• WORK REQUEST: Please give the count of lines in the listing underneath that hold "this", leaving out everything else.

• STORED DATA:
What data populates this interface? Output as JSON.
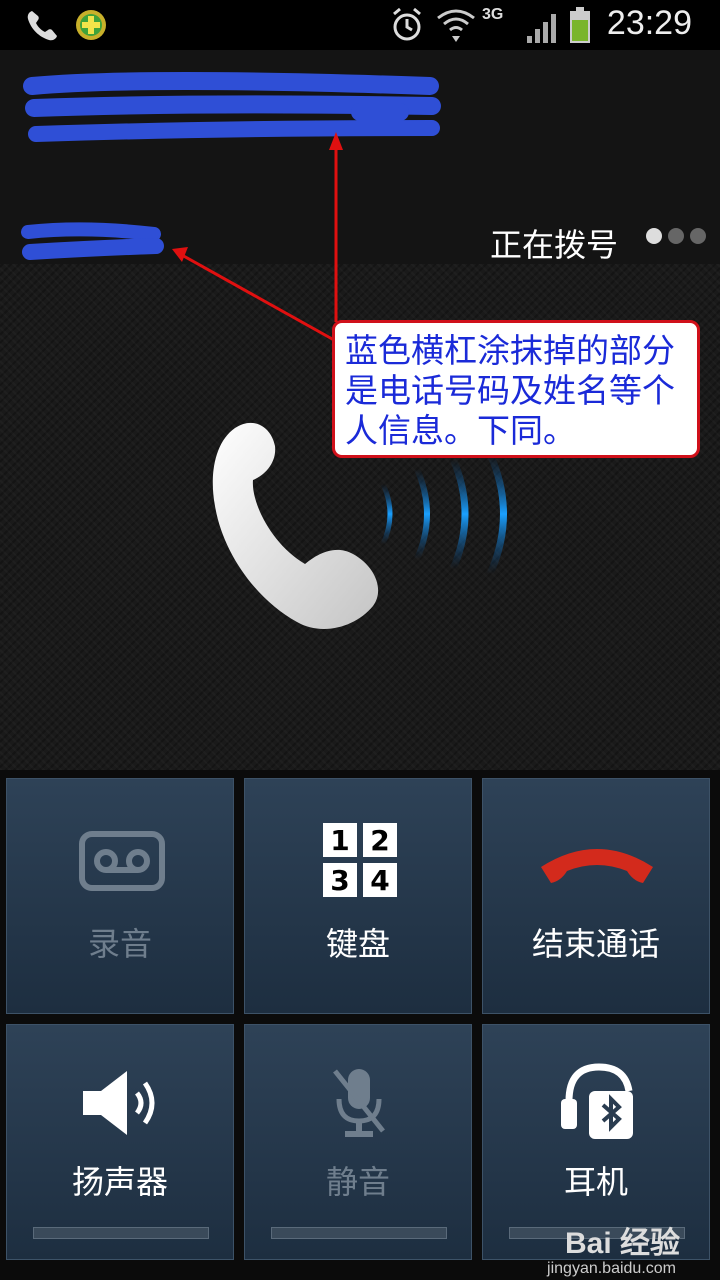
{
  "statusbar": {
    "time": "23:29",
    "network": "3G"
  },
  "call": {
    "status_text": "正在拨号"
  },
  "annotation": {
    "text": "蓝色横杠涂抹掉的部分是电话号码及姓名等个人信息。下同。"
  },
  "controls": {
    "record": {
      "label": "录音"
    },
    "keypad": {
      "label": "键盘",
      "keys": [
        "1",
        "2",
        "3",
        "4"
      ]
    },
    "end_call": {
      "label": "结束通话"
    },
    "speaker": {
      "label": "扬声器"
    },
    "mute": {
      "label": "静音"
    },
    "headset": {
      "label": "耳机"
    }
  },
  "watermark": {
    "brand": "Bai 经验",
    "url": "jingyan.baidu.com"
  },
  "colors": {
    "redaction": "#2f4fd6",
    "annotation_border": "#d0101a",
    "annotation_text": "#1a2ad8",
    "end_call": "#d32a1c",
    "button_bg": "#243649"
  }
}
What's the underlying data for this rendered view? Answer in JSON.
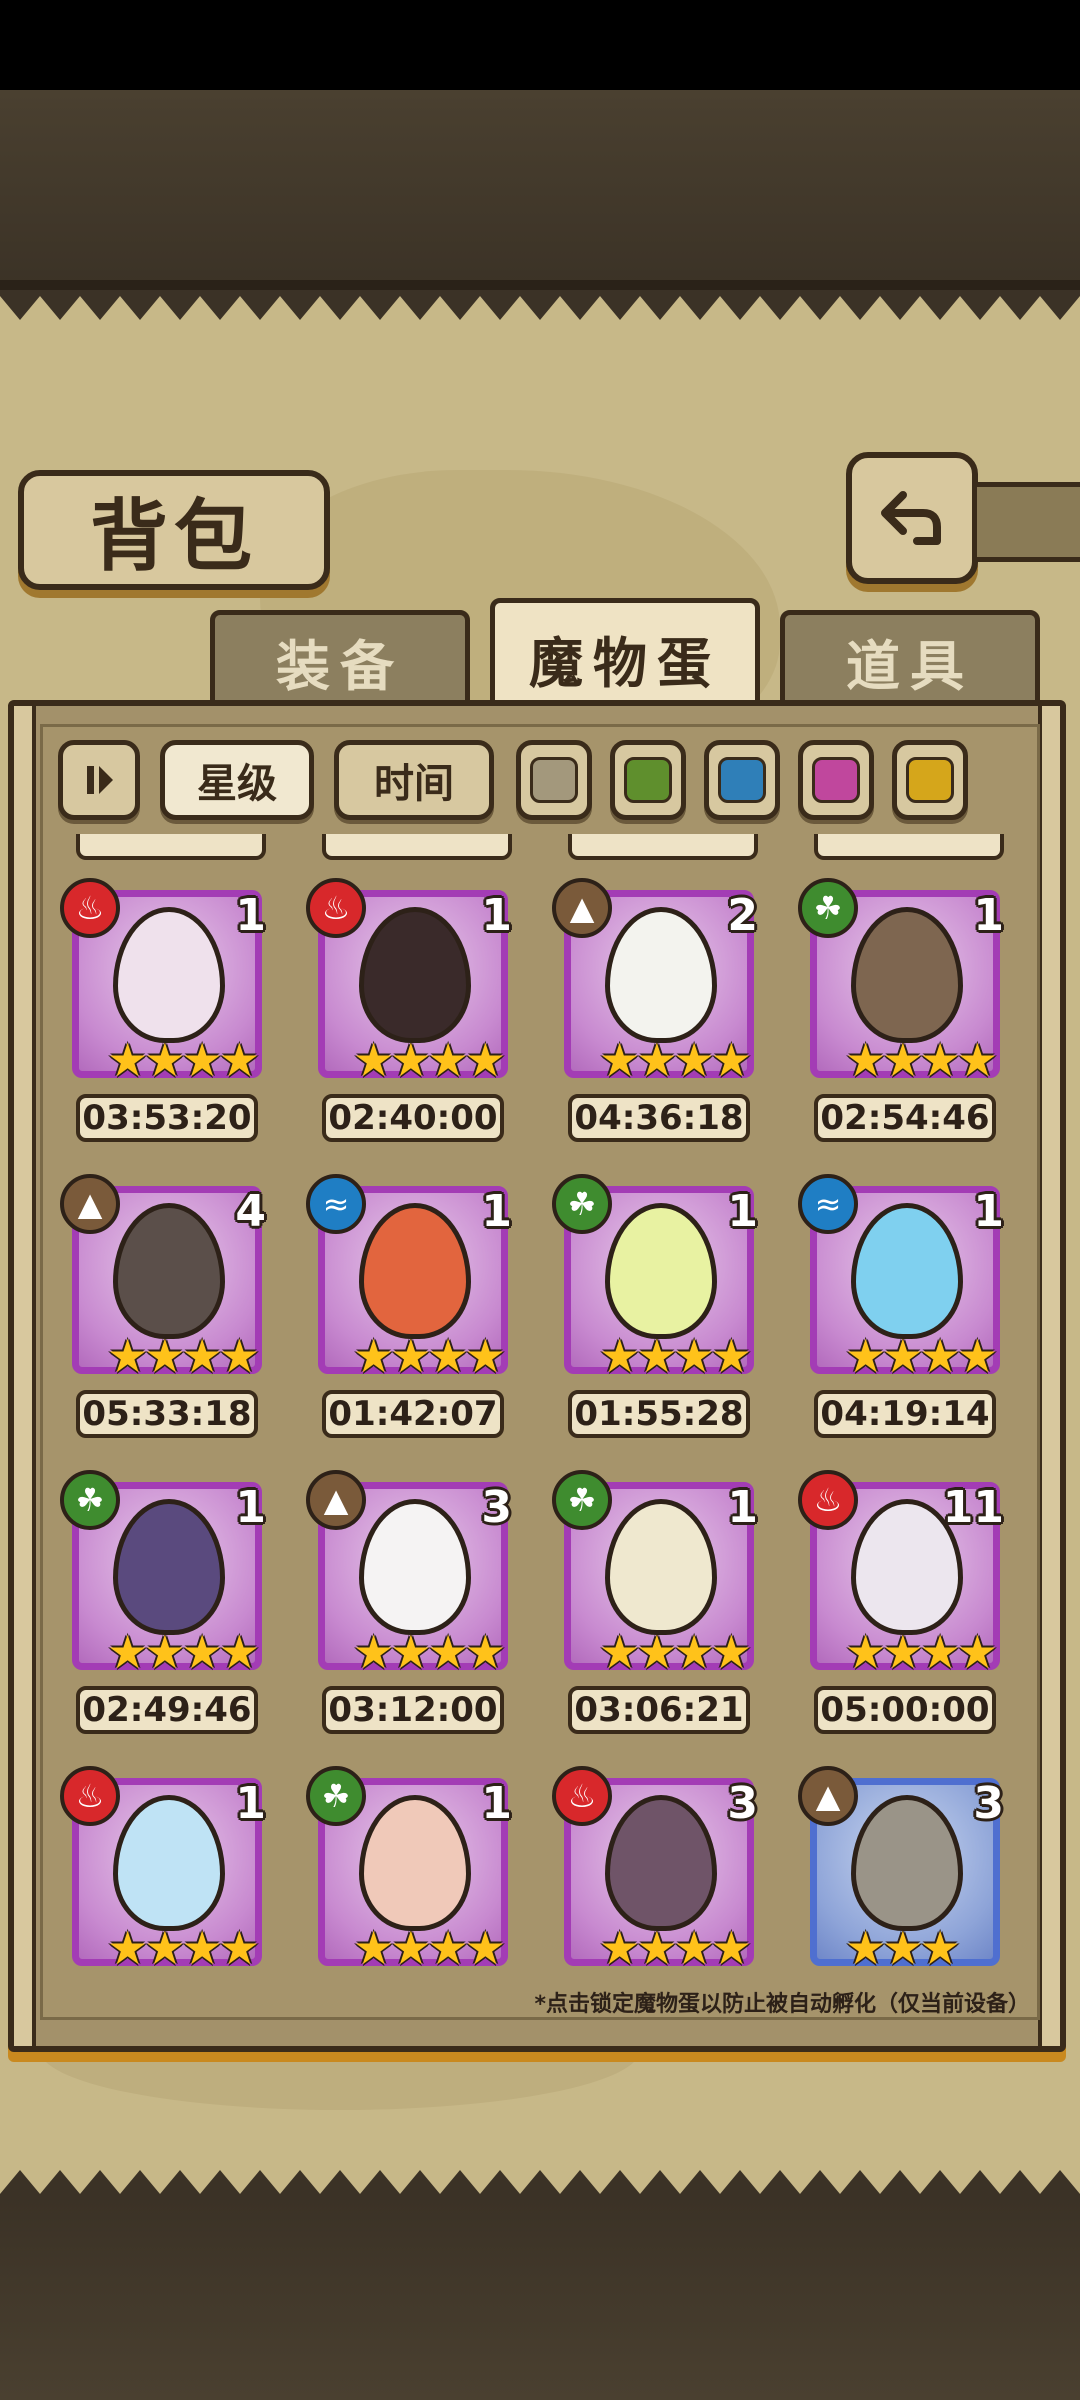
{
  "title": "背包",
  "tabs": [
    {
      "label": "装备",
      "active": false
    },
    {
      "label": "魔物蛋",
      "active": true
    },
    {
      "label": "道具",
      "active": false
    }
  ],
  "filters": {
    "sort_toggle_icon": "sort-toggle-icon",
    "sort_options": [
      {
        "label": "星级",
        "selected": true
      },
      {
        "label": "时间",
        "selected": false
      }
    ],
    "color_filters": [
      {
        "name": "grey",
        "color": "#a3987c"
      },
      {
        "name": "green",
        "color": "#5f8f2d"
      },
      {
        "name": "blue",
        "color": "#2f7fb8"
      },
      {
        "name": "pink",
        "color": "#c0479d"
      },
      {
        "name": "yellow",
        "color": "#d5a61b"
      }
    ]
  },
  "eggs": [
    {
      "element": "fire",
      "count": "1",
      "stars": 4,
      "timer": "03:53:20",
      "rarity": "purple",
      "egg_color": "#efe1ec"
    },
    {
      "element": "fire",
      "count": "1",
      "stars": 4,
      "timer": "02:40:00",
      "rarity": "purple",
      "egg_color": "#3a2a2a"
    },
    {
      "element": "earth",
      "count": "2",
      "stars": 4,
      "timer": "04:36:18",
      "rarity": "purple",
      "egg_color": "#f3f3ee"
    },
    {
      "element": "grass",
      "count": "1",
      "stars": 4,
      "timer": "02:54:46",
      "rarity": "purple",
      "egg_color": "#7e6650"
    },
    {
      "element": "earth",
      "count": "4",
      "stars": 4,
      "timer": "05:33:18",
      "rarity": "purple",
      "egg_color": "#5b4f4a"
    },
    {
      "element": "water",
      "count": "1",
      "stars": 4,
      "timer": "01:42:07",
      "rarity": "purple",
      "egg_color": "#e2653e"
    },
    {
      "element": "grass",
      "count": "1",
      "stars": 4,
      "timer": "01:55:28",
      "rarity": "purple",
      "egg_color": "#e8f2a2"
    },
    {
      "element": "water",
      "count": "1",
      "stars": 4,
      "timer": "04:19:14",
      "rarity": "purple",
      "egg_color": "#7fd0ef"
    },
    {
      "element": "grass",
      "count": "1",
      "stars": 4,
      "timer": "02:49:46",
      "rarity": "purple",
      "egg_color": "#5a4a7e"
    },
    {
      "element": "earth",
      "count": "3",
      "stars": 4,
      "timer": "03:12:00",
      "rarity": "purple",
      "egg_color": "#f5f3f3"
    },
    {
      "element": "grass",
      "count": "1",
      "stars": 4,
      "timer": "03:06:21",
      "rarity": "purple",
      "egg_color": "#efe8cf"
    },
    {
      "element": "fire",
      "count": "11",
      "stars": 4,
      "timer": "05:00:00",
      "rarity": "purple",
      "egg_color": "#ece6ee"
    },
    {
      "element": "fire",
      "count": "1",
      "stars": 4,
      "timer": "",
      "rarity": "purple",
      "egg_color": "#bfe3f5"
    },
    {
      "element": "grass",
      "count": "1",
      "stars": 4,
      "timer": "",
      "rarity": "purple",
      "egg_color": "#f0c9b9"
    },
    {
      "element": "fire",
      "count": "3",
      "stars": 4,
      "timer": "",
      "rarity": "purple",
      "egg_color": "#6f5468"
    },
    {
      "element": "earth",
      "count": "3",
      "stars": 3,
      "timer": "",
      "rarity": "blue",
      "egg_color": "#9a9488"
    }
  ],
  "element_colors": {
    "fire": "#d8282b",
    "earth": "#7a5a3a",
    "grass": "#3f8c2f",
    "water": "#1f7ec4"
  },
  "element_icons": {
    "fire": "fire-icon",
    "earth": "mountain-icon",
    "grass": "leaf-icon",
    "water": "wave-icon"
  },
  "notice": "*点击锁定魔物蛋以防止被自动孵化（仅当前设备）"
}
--
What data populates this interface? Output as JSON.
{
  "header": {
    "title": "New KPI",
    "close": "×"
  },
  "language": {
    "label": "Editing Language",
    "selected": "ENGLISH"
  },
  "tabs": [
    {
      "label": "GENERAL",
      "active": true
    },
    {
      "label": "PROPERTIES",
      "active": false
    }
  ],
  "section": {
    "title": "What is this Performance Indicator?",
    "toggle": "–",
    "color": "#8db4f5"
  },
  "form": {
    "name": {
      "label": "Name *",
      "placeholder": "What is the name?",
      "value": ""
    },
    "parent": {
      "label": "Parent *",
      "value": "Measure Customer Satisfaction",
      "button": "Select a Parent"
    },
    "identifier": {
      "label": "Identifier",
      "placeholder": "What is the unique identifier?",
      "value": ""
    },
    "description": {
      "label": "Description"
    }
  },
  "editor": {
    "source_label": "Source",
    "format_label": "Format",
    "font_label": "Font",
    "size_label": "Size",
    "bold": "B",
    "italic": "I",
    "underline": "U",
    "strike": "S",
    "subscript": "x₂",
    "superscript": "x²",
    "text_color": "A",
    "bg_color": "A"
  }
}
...
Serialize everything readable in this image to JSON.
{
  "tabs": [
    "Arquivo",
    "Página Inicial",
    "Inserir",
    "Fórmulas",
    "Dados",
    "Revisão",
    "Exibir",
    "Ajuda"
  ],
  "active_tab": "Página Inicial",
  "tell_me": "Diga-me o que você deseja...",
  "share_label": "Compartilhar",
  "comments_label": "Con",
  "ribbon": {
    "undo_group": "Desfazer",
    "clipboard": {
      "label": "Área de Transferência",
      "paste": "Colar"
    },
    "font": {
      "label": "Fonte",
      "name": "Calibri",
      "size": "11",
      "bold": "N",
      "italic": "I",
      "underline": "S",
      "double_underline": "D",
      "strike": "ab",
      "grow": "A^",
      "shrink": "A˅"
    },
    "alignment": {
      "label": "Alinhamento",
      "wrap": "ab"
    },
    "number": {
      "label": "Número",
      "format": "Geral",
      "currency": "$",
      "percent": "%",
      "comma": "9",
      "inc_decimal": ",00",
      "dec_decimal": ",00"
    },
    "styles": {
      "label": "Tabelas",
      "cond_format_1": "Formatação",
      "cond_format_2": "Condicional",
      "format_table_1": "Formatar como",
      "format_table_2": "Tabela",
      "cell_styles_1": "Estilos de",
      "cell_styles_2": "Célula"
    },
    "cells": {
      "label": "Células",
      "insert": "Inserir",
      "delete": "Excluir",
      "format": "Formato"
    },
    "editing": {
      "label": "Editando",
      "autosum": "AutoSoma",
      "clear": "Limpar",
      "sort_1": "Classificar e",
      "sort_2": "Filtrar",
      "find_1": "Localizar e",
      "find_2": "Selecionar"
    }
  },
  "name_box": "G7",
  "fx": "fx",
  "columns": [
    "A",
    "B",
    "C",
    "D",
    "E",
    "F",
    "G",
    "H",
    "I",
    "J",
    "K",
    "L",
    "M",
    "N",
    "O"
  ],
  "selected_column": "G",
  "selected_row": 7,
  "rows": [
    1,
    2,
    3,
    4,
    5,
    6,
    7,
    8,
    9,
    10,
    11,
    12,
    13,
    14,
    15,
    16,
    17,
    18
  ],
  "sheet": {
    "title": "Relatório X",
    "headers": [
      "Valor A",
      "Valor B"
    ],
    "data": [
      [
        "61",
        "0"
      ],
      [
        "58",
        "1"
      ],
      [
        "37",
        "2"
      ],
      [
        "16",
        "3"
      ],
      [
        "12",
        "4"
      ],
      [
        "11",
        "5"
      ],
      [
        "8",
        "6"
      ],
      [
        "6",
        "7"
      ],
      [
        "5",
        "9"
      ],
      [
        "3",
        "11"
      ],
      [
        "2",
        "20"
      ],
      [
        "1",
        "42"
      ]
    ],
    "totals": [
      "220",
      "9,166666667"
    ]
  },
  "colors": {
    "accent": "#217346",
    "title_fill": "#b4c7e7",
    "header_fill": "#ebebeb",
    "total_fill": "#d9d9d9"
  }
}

• WRITTEN SOLUTION: 5